Inverse modelling of cloud-aerosol interactions – Part 2: Sensitivity tests on liquid phase clouds using a Markov chain Monte Carlo based simulation approach
- 1Department of Applied Environmental Science, Stockholm University, 10691 Stockholm, Sweden
- 2Bert Bolin Centre for Climate Research, Stockholm University, 10691 Stockholm, Sweden
- 3The Henry Samueli School of Engineering, Department of Civil and Environmental Engineering, University of California, Irvine, USA
- 4Computational Geo-Ecology, Institute for Biodiversity and Ecosystem Dynamics, University of Amsterdam, Amsterdam, The Netherlands
- 5Department of Meteorology, Stockholm University, Sweden
- 6Department of Chemical and Environmental Engineering, The University of Arizona, Tucson, USA
- 7Department of Atmospheric Sciences, The University of Arizona, Tucson, USA
Abstract. This paper presents a novel approach to investigate cloud-aerosol interactions by coupling a Markov chain Monte Carlo (MCMC) algorithm to an adiabatic cloud parcel model. Despite the number of numerical cloud-aerosol sensitivity studies previously conducted few have used statistical analysis tools to investigate the global sensitivity of a cloud model to input aerosol physiochemical parameters.
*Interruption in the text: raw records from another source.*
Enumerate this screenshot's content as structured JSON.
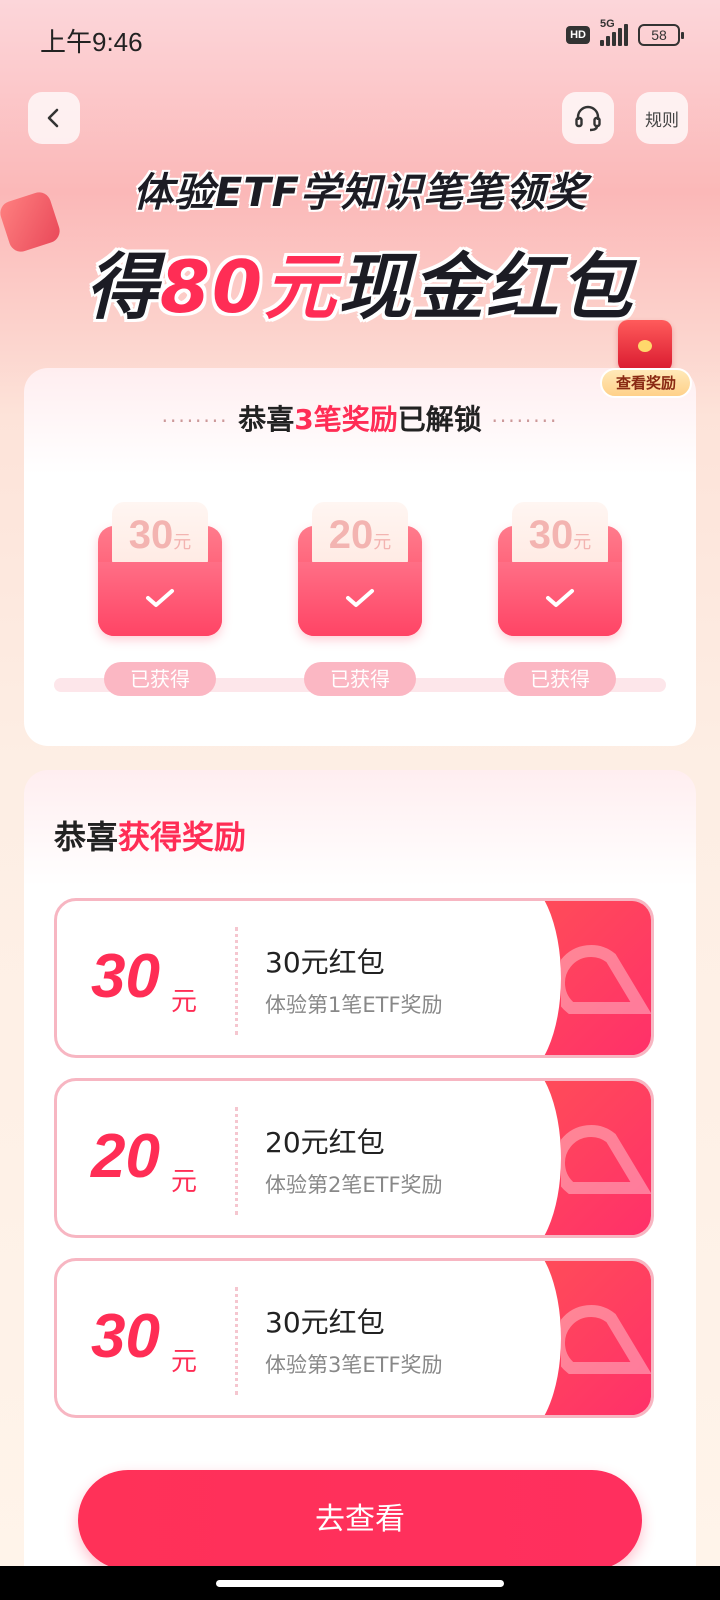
{
  "status_bar": {
    "time": "上午9:46",
    "hd": "HD",
    "network": "5G",
    "battery": "58"
  },
  "nav": {
    "back_icon": "chevron-left-icon",
    "service_icon": "headset-icon",
    "rules_label": "规则"
  },
  "hero": {
    "line1": "体验ETF学知识笔笔领奖",
    "line2_prefix": "得",
    "line2_amount": "80元",
    "line2_suffix": "现金红包"
  },
  "view_rewards_label": "查看奖励",
  "unlock_card": {
    "title_prefix": "恭喜",
    "title_highlight": "3笔奖励",
    "title_suffix": "已解锁",
    "rewards": [
      {
        "amount": "30",
        "unit": "元",
        "status": "已获得"
      },
      {
        "amount": "20",
        "unit": "元",
        "status": "已获得"
      },
      {
        "amount": "30",
        "unit": "元",
        "status": "已获得"
      }
    ]
  },
  "earned_card": {
    "title_prefix": "恭喜",
    "title_highlight": "获得奖励",
    "coupons": [
      {
        "amount": "30",
        "unit": "元",
        "title": "30元红包",
        "subtitle": "体验第1笔ETF奖励"
      },
      {
        "amount": "20",
        "unit": "元",
        "title": "20元红包",
        "subtitle": "体验第2笔ETF奖励"
      },
      {
        "amount": "30",
        "unit": "元",
        "title": "30元红包",
        "subtitle": "体验第3笔ETF奖励"
      }
    ]
  },
  "cta_label": "去查看",
  "colors": {
    "accent": "#ff2d55",
    "reward_tag": "#fbb7c3"
  }
}
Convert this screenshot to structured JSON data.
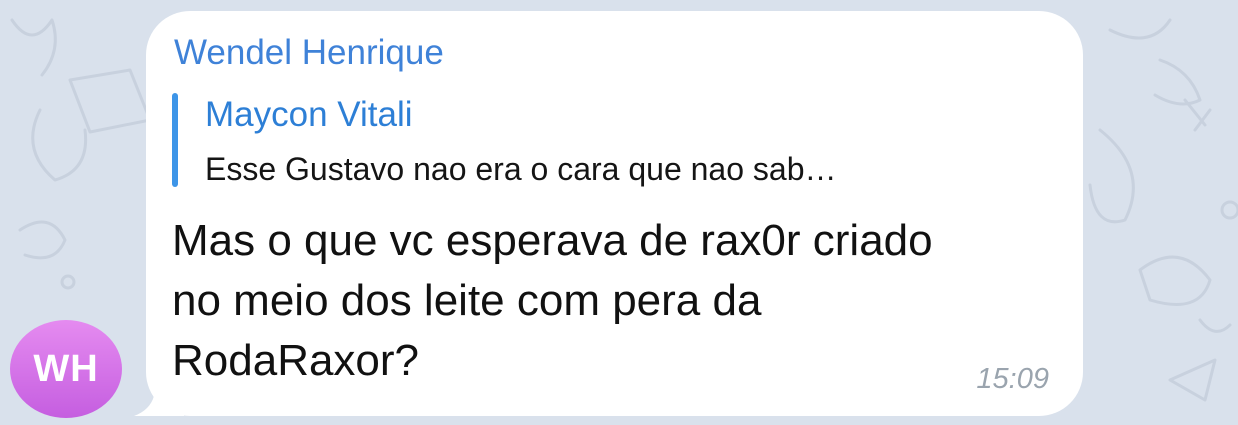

Using numerically generated cloud droplet number concentration (CDNC) distributions (i.e. synthetic data) as cloud observations, this inverse modelling framework is shown to successfully estimate the correct calibration parameters, and their underlying posterior probability distribution.
The employed analysis method provides a new, integrative framework to evaluate the global sensitivity of the derived CDNC distribution to the input parameters describing the lognormal properties of the accumulation mode aerosol and the particle chemistry. To a large extent, results from prior studies are confirmed, but the present study also provides some additional insights. There is a transition in relative sensitivity from very clean marine Arctic conditions where the lognormal aerosol parameters representing the accumulation mode aerosol number concentration and mean radius and are found to be most important for determining the CDNC distribution to very polluted continental environments (aerosol concentration in the accumulation mode >1000 cm−3) where particle chemistry is more important than both number concentration and size of the accumulation mode.
The competition and compensation between the cloud model input parameters illustrates that if the soluble mass fraction is reduced, the aerosol number concentration, geometric standard deviation and mean radius of the accumulation mode must increase in order to achieve the same CDNC distribution.
This study demonstrates that inverse modelling provides a flexible, transparent and integrative method for efficiently exploring cloud-aerosol interactions with respect to parameter sensitivity and correlation.